While we’ve talked about names in Chinese before, it is important to know how to address people using the proper titles. While Westerners can generally be forgiving for not knowing the local customs, those that are able to follow the proper conventions correctly can receive a big edge when developing relationships.
Unlike English, the Chinese equivalents to “Mr” and “Mrs” – xiānshēng and tàitai follow the person’s last name. These two terms can also be used to refer to one’s husband and wife respectively. In Southern parts of China and Taiwan, these terms can also be used to address service people such as waiters, clerks and taxi drivers. In Northern parts of China, the term shīfu meaning “specialist” is used instead.
Where possible, it is advisable to find the person’s position and use it instead. Addressing someone as Wáng lǎoshī for “Teacher Wang” or Lǐ jīnglǐ for “Manager Li” shows them a lot more respect than a standard “Mr” or “Mrs.” It is also common practice to refer to someone with a definite position in the third person, using just their title and nothing else. If you’re shopping for goods, and are hoping for a good deal from the shop owner, referring to him as lǎobǎn for “boss” may gain you some favors.
Family relationship titles can be quite complicated. Traditionally, it was common for several generations of family members to live together, which meant it was important to accurately address each other. Family members are addressed differently based on whether they are older or younger than you, as well as whether the relationship is a paternal or maternal one. Close friends can also address each other as if they were in the same family. So a friend might refer to another friend as his older brother. This can also extend to a close friend’s family – where you address his relatives as if they were your own. This is similar to Western culture where a couple might affectionately be called Auntie and Uncle by younger generations.

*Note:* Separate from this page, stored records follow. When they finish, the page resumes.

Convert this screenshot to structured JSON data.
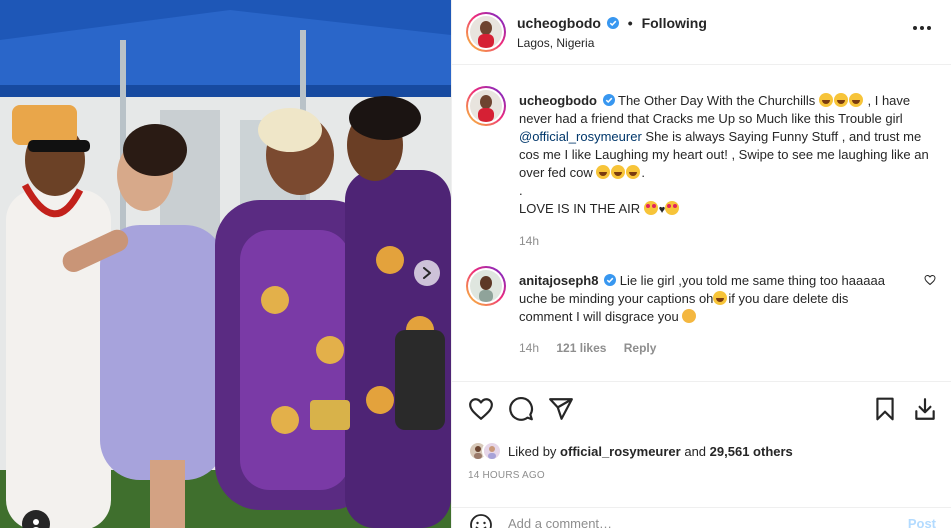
{
  "post_header": {
    "username": "ucheogbodo",
    "verified": true,
    "separator": "•",
    "follow_status": "Following",
    "location": "Lagos, Nigeria"
  },
  "caption": {
    "username": "ucheogbodo",
    "text_part1": "The Other Day With the Churchills",
    "text_part2": ", I have never had a friend that Cracks me Up so Much like this Trouble girl",
    "mention": "@official_rosymeurer",
    "text_part3": "She is always Saying Funny Stuff , and trust me cos me I like Laughing my heart out! , Swipe to see me laughing like an over fed cow",
    "dot_line": ".",
    "love_line": "LOVE IS IN THE AIR",
    "time": "14h"
  },
  "comment": {
    "username": "anitajoseph8",
    "text": "Lie lie girl ,you told me same thing too haaaaa uche be minding your captions oh",
    "text_part2": "if you dare delete dis comment I will disgrace you",
    "time": "14h",
    "likes": "121 likes",
    "reply": "Reply"
  },
  "likes": {
    "prefix": "Liked by",
    "user": "official_rosymeurer",
    "joiner": "and",
    "count": "29,561 others"
  },
  "timestamp": "14 HOURS AGO",
  "add_comment": {
    "placeholder": "Add a comment…",
    "post_label": "Post"
  },
  "icons": {
    "more": "more-options-icon",
    "heart": "heart-icon",
    "comment": "comment-icon",
    "share": "share-icon",
    "save": "bookmark-icon",
    "download": "download-icon",
    "next": "chevron-right-icon",
    "tag": "person-tag-icon",
    "emoji": "smiley-icon"
  },
  "colors": {
    "verified": "#3897f0",
    "mention": "#00376b",
    "post_disabled": "#b3dbff",
    "secondary_text": "#8e8e8e"
  }
}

Nicknames are also quite popular in Chinese culture. Two brothers surnamed Chén might be identified among friends as Lǎo Chén and Xiǎo Chén to indicate “younger Chen” and “older Chen” respectively. While in Western culture, it may be considered rude to directly refer to someone as old, in Chinese culture it is considered a sign of respect and refers more to the person’s wisdom and maturity than to their specific age.
While these rules about relationships may seem confusing on the outside, the best way to prepare yourself from uneasy situations is to observe others in action, and see what terms they use to address each other. To ensure that you use the right titles, it is also advisable to ask the opinions of others to make sure that you use the appropriate term.